    Returning to Philadelphia more than 25 years later is like digging up a depressing time capsule. That startling reminder of how rampant and even acceptable homophobia and AIDS panic was in our culture is not fun. It makes you both embarrassed that people used to behave in this way, and frustrated that we are still fighting the same battles among ourselves now in slightly different ways. It’s great that Tom Hanks (also known as America’s Dad) is the one who takes on the lead role because it’s almost impossible to dislike him. He makes you care for the character, and not just because we watch his health degrade on screen. However, Denzel Washington didn’t quite fit the role for this film. The script wants us to think of him as an ambulance-chasing lawyer, and he presents himself as too distinguished and skilled to be that type of character. I did appreciate how he became the change character of the film, but I wish we saw more of him softening towards homosexuals so we could appreciate why he changed his attitude.

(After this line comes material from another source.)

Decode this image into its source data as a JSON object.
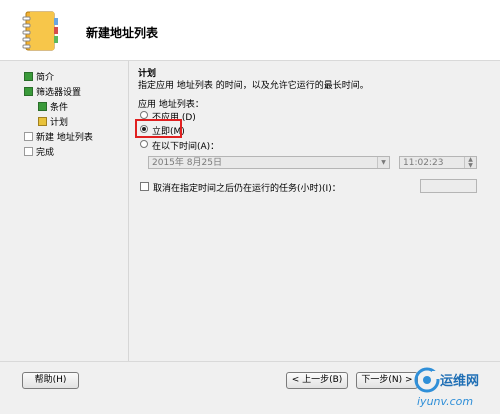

My biggest struggle with Philadelphia is that it suffers from an identity crisis. The movie tells a compelling story, and has many elements that I appreciate, but it never feels like they commit to what kind of movie they are trying to make. There are times when it feels like this is going to be a courtroom drama, and I love those sections, but they leave out many aspects that you’d expect in that type of movie. It lacks some of the dramatic thrust that I anticipate in a courtroom film, and the verdict seems extreme based on the parts of the trial we see. Other times it feels like a statement film that is trying to promote tolerance and understanding of the AIDS virus, but that also is not explored to a satisfying extent. They don’t spend much time looking at the negative assumptions people make about contracting HIV (although it is implied a few times,) and as I discussed before they don’t detail the motives that cause a bigot to change his tune. Philadelphia is not a bad or broken film, but with a bit more focus I think it could be timeless and great.

  • Sep 03, 2018

    The worst film i have ever seen

    The worst film i have ever seen

  • Jun 21, 2018

    Philadelphia is a 1993 American drama film directed by Jonathan Demme. 1001

    Philadelphia is a 1993 American drama film directed by Jonathan Demme. 1001

  • May 07, 2018

    One of the best movies with Denzil Washington

    One of the best movies with Denzil Washington